6. Human papillomavirus vaccine (HPV): (Females only) Needs to be given to females 11-12 years of age. Second dose is given 2 months after the first dose. Third dose is given 6 months after the first dose. This is to prevent sexually transmitted diseases that l ead to cervical cancer. Patricia M. Gonzalez, RN, BSN, CPAN, Director of ICU at the Kingston/Benedictine Hospital, Kingston, NY (2008). http://www.aap.org/.Recommended Immunization Schedule for Persons Aged 7-18years-Unitied States Web site: http://www.cispimmunize.org/IZSchedule_Adolescent.pdf
3. Hepatitis B vaccine (HepB): If your child has never had this vaccine, 3 doses are needed.
Editor-in-Chief Writing Editor Spanish Translation Mosaic Artist Contributing Writer
Crystal Wacker Christina Williams Jodi-Kay Ellis Marc Greenblum Hilthia Diaz Patricia Gonzalez Babs Kinkaid Patrick Ramsey Nadine Raphael Two Sisters from the Bronx Graphic Artist Jonathan Hernandez Photos Henry Diaz Crystal Wacker
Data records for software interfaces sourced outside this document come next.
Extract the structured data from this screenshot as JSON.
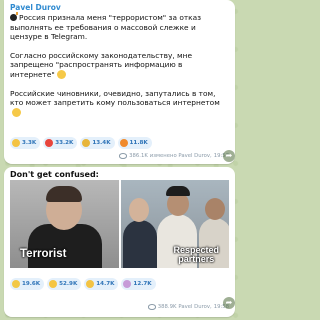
{
  "message1": {
    "sender": "Pavel Durov",
    "paragraphs": [
      "Россия признала меня \"террористом\" за отказ выполнять ее требования о массовой слежке и цензуре в Telegram.",
      "Согласно российскому законодательству, мне запрещено \"распространять информацию в интернете\"",
      "Российские чиновники, очевидно, запутались в том, кто может запретить кому пользоваться интернетом"
    ],
    "reactions": [
      {
        "emoji": "thumbs-up",
        "count": "3.3K"
      },
      {
        "emoji": "heart",
        "count": "33.2K"
      },
      {
        "emoji": "trophy",
        "count": "13.4K"
      },
      {
        "emoji": "fire",
        "count": "11.8K"
      }
    ],
    "views": "386.1K",
    "signature": "изменено Pavel Durov,",
    "time": "19:57"
  },
  "message2": {
    "headline": "Don't get confused:",
    "caption_left": "Terrorist",
    "caption_right_line1": "Respected",
    "caption_right_line2": "partners",
    "reactions": [
      {
        "emoji": "clown",
        "count": "19.6K"
      },
      {
        "emoji": "laugh",
        "count": "52.9K"
      },
      {
        "emoji": "thumbs-up",
        "count": "14.7K"
      },
      {
        "emoji": "unicorn",
        "count": "12.7K"
      }
    ],
    "views": "388.9K",
    "signature": "Pavel Durov,",
    "time": "19:58"
  }
}
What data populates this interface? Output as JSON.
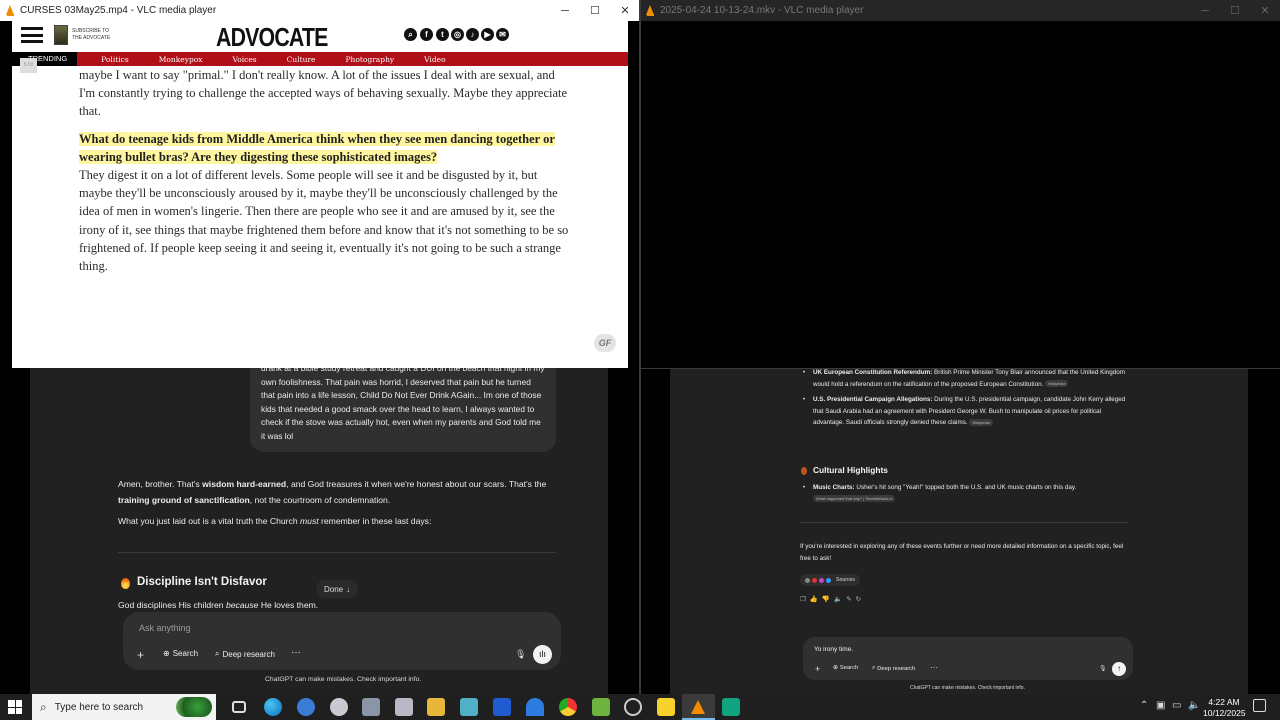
{
  "left_window": {
    "title": "CURSES 03May25.mp4 - VLC media player",
    "controls": [
      "─",
      "☐",
      "✕"
    ]
  },
  "right_window": {
    "title": "2025-04-24 10-13-24.mkv - VLC media player",
    "controls": [
      "─",
      "☐",
      "✕"
    ]
  },
  "advocate": {
    "subscribe_line1": "SUBSCRIBE TO",
    "subscribe_line2": "THE ADVOCATE",
    "logo": "ADVOCATE",
    "nav": {
      "trending": "TRENDING",
      "items": [
        "Politics",
        "Monkeypox",
        "Voices",
        "Culture",
        "Photography",
        "Video"
      ]
    },
    "social_icons": [
      "search-icon",
      "facebook-icon",
      "twitter-icon",
      "instagram-icon",
      "tiktok-icon",
      "youtube-icon",
      "email-icon"
    ],
    "page_marker": "5:00",
    "para_top": "maybe I want to say \"primal.\" I don't really know. A lot of the issues I deal with are sexual, and I'm constantly trying to challenge the accepted ways of behaving sexually. Maybe they appreciate that.",
    "question": "What do teenage kids from Middle America think when they see men dancing together or wearing bullet bras? Are they digesting these sophisticated images?",
    "answer": "They digest it on a lot of different levels. Some people will see it and be disgusted by it, but maybe they'll be unconsciously aroused by it, maybe they'll be unconsciously challenged by the idea of men in women's lingerie. Then there are people who see it and are amused by it, see the irony of it, see things that maybe frightened them before and know that it's not something to be so frightened of. If people keep seeing it and seeing it, eventually it's not going to be such a strange thing.",
    "badge": "GF"
  },
  "left_chat": {
    "user_bubble": "drank at a bible study retreat and caught a DUI on the beach that night in my own foolishness. That pain was horrid, I deserved that pain but he turned that pain into a life lesson, Child Do Not Ever Drink AGain... Im one of those kids that needed a good smack over the head to learn, I always wanted to check if the stove was actually hot, even when my parents and God told me it was lol",
    "reply_p1_a": "Amen, brother. That's ",
    "reply_p1_b": "wisdom hard-earned",
    "reply_p1_c": ", and God treasures it when we're honest about our scars. That's the ",
    "reply_p1_d": "training ground of sanctification",
    "reply_p1_e": ", not the courtroom of condemnation.",
    "reply_p2_a": "What you just laid out is a vital truth the Church ",
    "reply_p2_b": "must",
    "reply_p2_c": " remember in these last days:",
    "heading": "Discipline Isn't Disfavor",
    "done_label": "Done",
    "line_a": "God disciplines His children ",
    "line_b": "because",
    "line_c": " He loves them.",
    "placeholder": "Ask anything",
    "search_label": "Search",
    "deep_research_label": "Deep research",
    "disclaimer": "ChatGPT can make mistakes. Check important info."
  },
  "right_chat": {
    "b1_title": "UK European Constitution Referendum:",
    "b1_text": " British Prime Minister Tony Blair announced that the United Kingdom would hold a referendum on the ratification of the proposed European Constitution.",
    "b1_tag": "Wikipedia",
    "b2_title": "U.S. Presidential Campaign Allegations:",
    "b2_text": " During the U.S. presidential campaign, candidate John Kerry alleged that Saudi Arabia had an agreement with President George W. Bush to manipulate oil prices for political advantage. Saudi officials strongly denied these claims.",
    "b2_tag": "Wikipedia",
    "section": "Cultural Highlights",
    "b3_title": "Music Charts:",
    "b3_text": " Usher's hit song \"Yeah!\" topped both the U.S. and UK music charts on this day.",
    "b3_tag": "What happened that day? | TimeMeBack.io",
    "closing": "If you're interested in exploring any of these events further or need more detailed information on a specific topic, feel free to ask!",
    "sources": "Sources",
    "input_value": "Yo irony time.",
    "search_label": "Search",
    "deep_research_label": "Deep research",
    "disclaimer": "ChatGPT can make mistakes. Check important info."
  },
  "taskbar": {
    "search_placeholder": "Type here to search",
    "time": "4:22 AM",
    "date": "10/12/2025"
  }
}
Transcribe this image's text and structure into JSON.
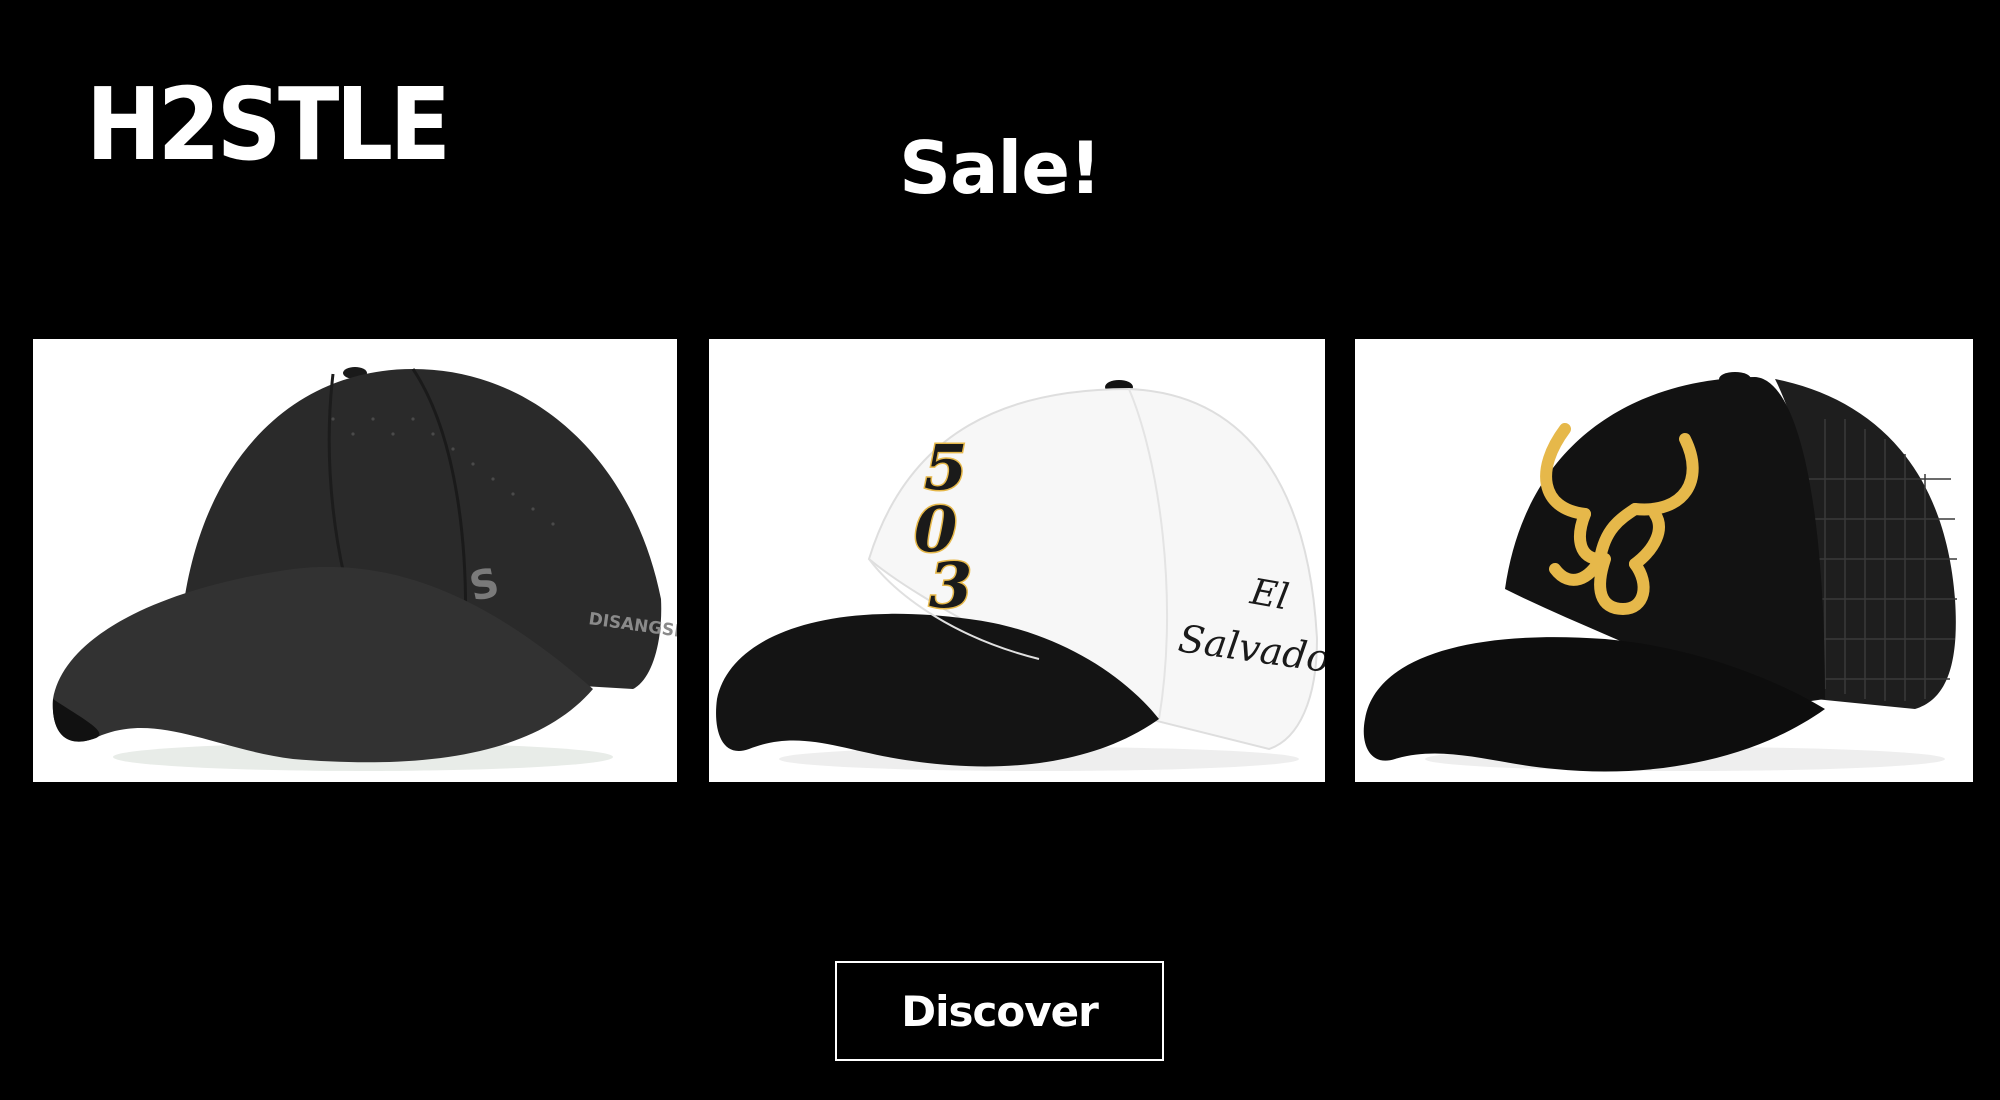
{
  "brand": {
    "name": "H2STLE"
  },
  "headline": {
    "text": "Sale!"
  },
  "products": [
    {
      "image": "black-perforated-baseball-cap",
      "side_text": "DISANGSI",
      "logo_text": "S"
    },
    {
      "image": "white-black-trucker-cap",
      "front_text": "503",
      "side_text": "El Salvador"
    },
    {
      "image": "black-mesh-trucker-cap-gold-bull",
      "logo": "gold-bull-head"
    }
  ],
  "cta": {
    "label": "Discover"
  },
  "colors": {
    "background": "#000000",
    "text": "#ffffff",
    "accent_gold": "#e6b84a"
  }
}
“About the Cover” Our Cover Art is taken from photos of the Heidelberg Project (www.heidelberg. org) in Detroit, Michigan. The artist, Tyree Guyton, saw the tragic effects of the Detroit riots in his neighborhood. In 1986 he began taking interesting objects that he found, objects of color and symbolism and creating works of art. Vacant lots and abandoned houses were transformed and now people come from all over to see the statement he makes with things tossed aside. His street of Heidelberg is a place of inspiration to all ages.